═════ RECORDED DATA ═════

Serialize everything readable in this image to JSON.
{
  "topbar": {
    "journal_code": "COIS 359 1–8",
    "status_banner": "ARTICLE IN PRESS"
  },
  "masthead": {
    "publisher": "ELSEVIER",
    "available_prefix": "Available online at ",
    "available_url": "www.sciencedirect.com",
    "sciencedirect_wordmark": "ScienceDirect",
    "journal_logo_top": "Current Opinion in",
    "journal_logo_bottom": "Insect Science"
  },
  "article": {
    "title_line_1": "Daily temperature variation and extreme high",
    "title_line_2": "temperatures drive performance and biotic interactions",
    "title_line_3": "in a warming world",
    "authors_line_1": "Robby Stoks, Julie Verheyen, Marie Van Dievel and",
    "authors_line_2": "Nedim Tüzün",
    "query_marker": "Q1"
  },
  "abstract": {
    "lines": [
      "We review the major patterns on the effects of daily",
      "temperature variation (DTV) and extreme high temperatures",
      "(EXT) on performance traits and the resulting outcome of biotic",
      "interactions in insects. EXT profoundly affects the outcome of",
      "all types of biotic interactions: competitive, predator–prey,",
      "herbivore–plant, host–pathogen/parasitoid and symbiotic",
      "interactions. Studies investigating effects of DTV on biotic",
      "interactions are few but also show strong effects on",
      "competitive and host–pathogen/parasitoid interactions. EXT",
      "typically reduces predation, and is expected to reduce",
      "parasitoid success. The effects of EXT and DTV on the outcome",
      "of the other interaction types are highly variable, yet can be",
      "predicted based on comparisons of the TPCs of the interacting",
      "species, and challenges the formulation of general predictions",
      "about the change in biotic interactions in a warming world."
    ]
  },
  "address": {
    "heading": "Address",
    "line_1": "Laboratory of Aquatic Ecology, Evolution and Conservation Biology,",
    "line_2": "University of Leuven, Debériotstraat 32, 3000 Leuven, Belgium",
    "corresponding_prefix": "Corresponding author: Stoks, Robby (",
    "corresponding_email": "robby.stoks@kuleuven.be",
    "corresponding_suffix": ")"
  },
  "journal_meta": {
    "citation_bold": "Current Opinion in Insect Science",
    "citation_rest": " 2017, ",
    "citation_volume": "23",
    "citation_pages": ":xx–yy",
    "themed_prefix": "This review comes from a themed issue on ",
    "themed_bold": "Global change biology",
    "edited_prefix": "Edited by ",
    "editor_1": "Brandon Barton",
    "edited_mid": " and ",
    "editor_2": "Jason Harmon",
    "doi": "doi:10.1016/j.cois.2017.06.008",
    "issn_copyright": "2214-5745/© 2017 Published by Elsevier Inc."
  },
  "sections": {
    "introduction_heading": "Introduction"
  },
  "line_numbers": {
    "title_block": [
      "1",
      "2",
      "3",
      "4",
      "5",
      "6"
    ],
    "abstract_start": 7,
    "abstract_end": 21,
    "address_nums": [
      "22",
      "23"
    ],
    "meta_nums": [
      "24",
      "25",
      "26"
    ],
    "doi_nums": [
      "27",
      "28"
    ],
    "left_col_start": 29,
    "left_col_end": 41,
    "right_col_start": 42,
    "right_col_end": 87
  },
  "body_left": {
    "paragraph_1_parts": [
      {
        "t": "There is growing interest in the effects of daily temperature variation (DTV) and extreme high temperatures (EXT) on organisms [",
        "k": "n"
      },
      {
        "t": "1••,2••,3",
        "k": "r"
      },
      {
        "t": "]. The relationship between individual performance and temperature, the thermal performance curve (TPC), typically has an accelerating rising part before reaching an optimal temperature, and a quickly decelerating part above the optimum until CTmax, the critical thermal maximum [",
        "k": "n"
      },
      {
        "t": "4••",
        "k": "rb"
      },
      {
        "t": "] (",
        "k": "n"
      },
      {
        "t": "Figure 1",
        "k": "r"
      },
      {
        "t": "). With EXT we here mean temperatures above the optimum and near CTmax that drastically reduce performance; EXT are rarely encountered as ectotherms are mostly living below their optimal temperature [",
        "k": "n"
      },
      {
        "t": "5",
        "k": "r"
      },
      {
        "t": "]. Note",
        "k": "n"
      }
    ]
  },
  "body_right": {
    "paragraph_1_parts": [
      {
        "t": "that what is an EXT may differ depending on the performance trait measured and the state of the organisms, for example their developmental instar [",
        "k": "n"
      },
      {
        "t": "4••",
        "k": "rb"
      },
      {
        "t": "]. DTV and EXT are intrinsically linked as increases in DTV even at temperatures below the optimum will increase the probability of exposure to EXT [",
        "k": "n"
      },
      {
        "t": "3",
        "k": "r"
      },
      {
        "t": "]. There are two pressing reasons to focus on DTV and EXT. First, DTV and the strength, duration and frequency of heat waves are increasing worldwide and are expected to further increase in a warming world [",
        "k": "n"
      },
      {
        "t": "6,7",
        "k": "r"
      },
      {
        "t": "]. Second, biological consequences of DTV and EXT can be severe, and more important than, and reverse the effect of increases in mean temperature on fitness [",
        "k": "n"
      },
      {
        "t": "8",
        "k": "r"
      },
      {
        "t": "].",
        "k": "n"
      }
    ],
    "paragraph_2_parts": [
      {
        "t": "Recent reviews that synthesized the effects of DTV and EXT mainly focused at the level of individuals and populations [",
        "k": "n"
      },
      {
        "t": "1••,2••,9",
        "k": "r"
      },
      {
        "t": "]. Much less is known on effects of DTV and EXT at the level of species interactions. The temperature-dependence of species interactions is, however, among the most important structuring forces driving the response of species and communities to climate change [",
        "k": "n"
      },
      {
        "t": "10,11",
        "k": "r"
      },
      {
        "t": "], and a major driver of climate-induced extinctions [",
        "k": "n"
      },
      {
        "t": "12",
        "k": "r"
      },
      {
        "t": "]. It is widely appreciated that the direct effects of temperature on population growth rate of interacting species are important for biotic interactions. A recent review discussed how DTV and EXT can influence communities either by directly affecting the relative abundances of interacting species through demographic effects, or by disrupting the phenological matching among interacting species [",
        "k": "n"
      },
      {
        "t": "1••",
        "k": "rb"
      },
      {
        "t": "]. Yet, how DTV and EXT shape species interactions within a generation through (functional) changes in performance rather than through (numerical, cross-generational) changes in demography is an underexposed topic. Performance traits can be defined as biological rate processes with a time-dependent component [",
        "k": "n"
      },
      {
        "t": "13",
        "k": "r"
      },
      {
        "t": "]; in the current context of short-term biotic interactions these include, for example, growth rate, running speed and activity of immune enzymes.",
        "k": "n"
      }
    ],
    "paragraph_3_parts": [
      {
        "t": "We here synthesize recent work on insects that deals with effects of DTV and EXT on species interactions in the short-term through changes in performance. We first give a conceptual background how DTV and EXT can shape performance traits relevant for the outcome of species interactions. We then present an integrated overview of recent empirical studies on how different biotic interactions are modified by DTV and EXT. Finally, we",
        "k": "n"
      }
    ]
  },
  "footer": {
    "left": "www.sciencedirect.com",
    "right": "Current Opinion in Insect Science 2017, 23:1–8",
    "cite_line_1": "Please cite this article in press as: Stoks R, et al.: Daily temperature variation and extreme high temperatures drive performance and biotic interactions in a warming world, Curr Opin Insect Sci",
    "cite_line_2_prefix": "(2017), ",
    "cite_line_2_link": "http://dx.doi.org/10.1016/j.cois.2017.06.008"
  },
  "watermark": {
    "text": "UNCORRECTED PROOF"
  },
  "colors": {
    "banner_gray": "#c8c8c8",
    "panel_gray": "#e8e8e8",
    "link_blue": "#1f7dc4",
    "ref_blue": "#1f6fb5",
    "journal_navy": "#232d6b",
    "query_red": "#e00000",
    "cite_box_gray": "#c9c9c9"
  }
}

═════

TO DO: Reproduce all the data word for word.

RESPONSE AREA:
Serialize everything readable in this image to JSON.
{
  "topbar": {
    "journal_code": "COIS 359 1–8",
    "status_banner": "ARTICLE IN PRESS"
  },
  "masthead": {
    "publisher": "ELSEVIER",
    "available_prefix": "Available online at ",
    "available_url": "www.sciencedirect.com",
    "sciencedirect_wordmark": "ScienceDirect",
    "journal_logo_top": "Current Opinion in",
    "journal_logo_bottom": "Insect Science"
  },
  "article": {
    "title_line_1": "Daily temperature variation and extreme high",
    "title_line_2": "temperatures drive performance and biotic interactions",
    "title_line_3": "in a warming world",
    "authors_line_1": "Robby Stoks, Julie Verheyen, Marie Van Dievel and",
    "authors_line_2": "Nedim Tüzün",
    "query_marker": "Q1"
  },
  "abstract": {
    "lines": [
      "We review the major patterns on the effects of daily",
      "temperature variation (DTV) and extreme high temperatures",
      "(EXT) on performance traits and the resulting outcome of biotic",
      "interactions in insects. EXT profoundly affects the outcome of",
      "all types of biotic interactions: competitive, predator–prey,",
      "herbivore–plant, host–pathogen/parasitoid and symbiotic",
      "interactions. Studies investigating effects of DTV on biotic",
      "interactions are few but also show strong effects on",
      "competitive and host–pathogen/parasitoid interactions. EXT",
      "typically reduces predation, and is expected to reduce",
      "parasitoid success. The effects of EXT and DTV on the outcome",
      "of the other interaction types are highly variable, yet can be",
      "predicted based on comparisons of the TPCs of the interacting",
      "species, and challenges the formulation of general predictions",
      "about the change in biotic interactions in a warming world."
    ]
  },
  "address": {
    "heading": "Address",
    "line_1": "Laboratory of Aquatic Ecology, Evolution and Conservation Biology,",
    "line_2": "University of Leuven, Debériotstraat 32, 3000 Leuven, Belgium",
    "corresponding_prefix": "Corresponding author: Stoks, Robby (",
    "corresponding_email": "robby.stoks@kuleuven.be",
    "corresponding_suffix": ")"
  },
  "journal_meta": {
    "citation_bold": "Current Opinion in Insect Science",
    "citation_rest": " 2017, ",
    "citation_volume": "23",
    "citation_pages": ":xx–yy",
    "themed_prefix": "This review comes from a themed issue on ",
    "themed_bold": "Global change biology",
    "edited_prefix": "Edited by ",
    "editor_1": "Brandon Barton",
    "edited_mid": " and ",
    "editor_2": "Jason Harmon",
    "doi": "doi:10.1016/j.cois.2017.06.008",
    "issn_copyright": "2214-5745/© 2017 Published by Elsevier Inc."
  },
  "sections": {
    "introduction_heading": "Introduction"
  },
  "line_numbers": {
    "title_block": [
      "1",
      "2",
      "3",
      "4",
      "5",
      "6"
    ],
    "abstract_start": 7,
    "abstract_end": 21,
    "address_nums": [
      "22",
      "23"
    ],
    "meta_nums": [
      "24",
      "25",
      "26"
    ],
    "doi_nums": [
      "27",
      "28"
    ],
    "left_col_start": 29,
    "left_col_end": 41,
    "right_col_start": 42,
    "right_col_end": 87
  },
  "body_left": {
    "paragraph_1_parts": [
      {
        "t": "There is growing interest in the effects of daily temperature variation (DTV) and extreme high temperatures (EXT) on organisms [",
        "k": "n"
      },
      {
        "t": "1••,2••,3",
        "k": "r"
      },
      {
        "t": "]. The relationship between individual performance and temperature, the thermal performance curve (TPC), typically has an accelerating rising part before reaching an optimal temperature, and a quickly decelerating part above the optimum until CTmax, the critical thermal maximum [",
        "k": "n"
      },
      {
        "t": "4••",
        "k": "rb"
      },
      {
        "t": "] (",
        "k": "n"
      },
      {
        "t": "Figure 1",
        "k": "r"
      },
      {
        "t": "). With EXT we here mean temperatures above the optimum and near CTmax that drastically reduce performance; EXT are rarely encountered as ectotherms are mostly living below their optimal temperature [",
        "k": "n"
      },
      {
        "t": "5",
        "k": "r"
      },
      {
        "t": "]. Note",
        "k": "n"
      }
    ]
  },
  "body_right": {
    "paragraph_1_parts": [
      {
        "t": "that what is an EXT may differ depending on the performance trait measured and the state of the organisms, for example their developmental instar [",
        "k": "n"
      },
      {
        "t": "4••",
        "k": "rb"
      },
      {
        "t": "]. DTV and EXT are intrinsically linked as increases in DTV even at temperatures below the optimum will increase the probability of exposure to EXT [",
        "k": "n"
      },
      {
        "t": "3",
        "k": "r"
      },
      {
        "t": "]. There are two pressing reasons to focus on DTV and EXT. First, DTV and the strength, duration and frequency of heat waves are increasing worldwide and are expected to further increase in a warming world [",
        "k": "n"
      },
      {
        "t": "6,7",
        "k": "r"
      },
      {
        "t": "]. Second, biological consequences of DTV and EXT can be severe, and more important than, and reverse the effect of increases in mean temperature on fitness [",
        "k": "n"
      },
      {
        "t": "8",
        "k": "r"
      },
      {
        "t": "].",
        "k": "n"
      }
    ],
    "paragraph_2_parts": [
      {
        "t": "Recent reviews that synthesized the effects of DTV and EXT mainly focused at the level of individuals and populations [",
        "k": "n"
      },
      {
        "t": "1••,2••,9",
        "k": "r"
      },
      {
        "t": "]. Much less is known on effects of DTV and EXT at the level of species interactions. The temperature-dependence of species interactions is, however, among the most important structuring forces driving the response of species and communities to climate change [",
        "k": "n"
      },
      {
        "t": "10,11",
        "k": "r"
      },
      {
        "t": "], and a major driver of climate-induced extinctions [",
        "k": "n"
      },
      {
        "t": "12",
        "k": "r"
      },
      {
        "t": "]. It is widely appreciated that the direct effects of temperature on population growth rate of interacting species are important for biotic interactions. A recent review discussed how DTV and EXT can influence communities either by directly affecting the relative abundances of interacting species through demographic effects, or by disrupting the phenological matching among interacting species [",
        "k": "n"
      },
      {
        "t": "1••",
        "k": "rb"
      },
      {
        "t": "]. Yet, how DTV and EXT shape species interactions within a generation through (functional) changes in performance rather than through (numerical, cross-generational) changes in demography is an underexposed topic. Performance traits can be defined as biological rate processes with a time-dependent component [",
        "k": "n"
      },
      {
        "t": "13",
        "k": "r"
      },
      {
        "t": "]; in the current context of short-term biotic interactions these include, for example, growth rate, running speed and activity of immune enzymes.",
        "k": "n"
      }
    ],
    "paragraph_3_parts": [
      {
        "t": "We here synthesize recent work on insects that deals with effects of DTV and EXT on species interactions in the short-term through changes in performance. We first give a conceptual background how DTV and EXT can shape performance traits relevant for the outcome of species interactions. We then present an integrated overview of recent empirical studies on how different biotic interactions are modified by DTV and EXT. Finally, we",
        "k": "n"
      }
    ]
  },
  "footer": {
    "left": "www.sciencedirect.com",
    "right": "Current Opinion in Insect Science 2017, 23:1–8",
    "cite_line_1": "Please cite this article in press as: Stoks R, et al.: Daily temperature variation and extreme high temperatures drive performance and biotic interactions in a warming world, Curr Opin Insect Sci",
    "cite_line_2_prefix": "(2017), ",
    "cite_line_2_link": "http://dx.doi.org/10.1016/j.cois.2017.06.008"
  },
  "watermark": {
    "text": "UNCORRECTED PROOF"
  },
  "colors": {
    "banner_gray": "#c8c8c8",
    "panel_gray": "#e8e8e8",
    "link_blue": "#1f7dc4",
    "ref_blue": "#1f6fb5",
    "journal_navy": "#232d6b",
    "query_red": "#e00000",
    "cite_box_gray": "#c9c9c9"
  }
}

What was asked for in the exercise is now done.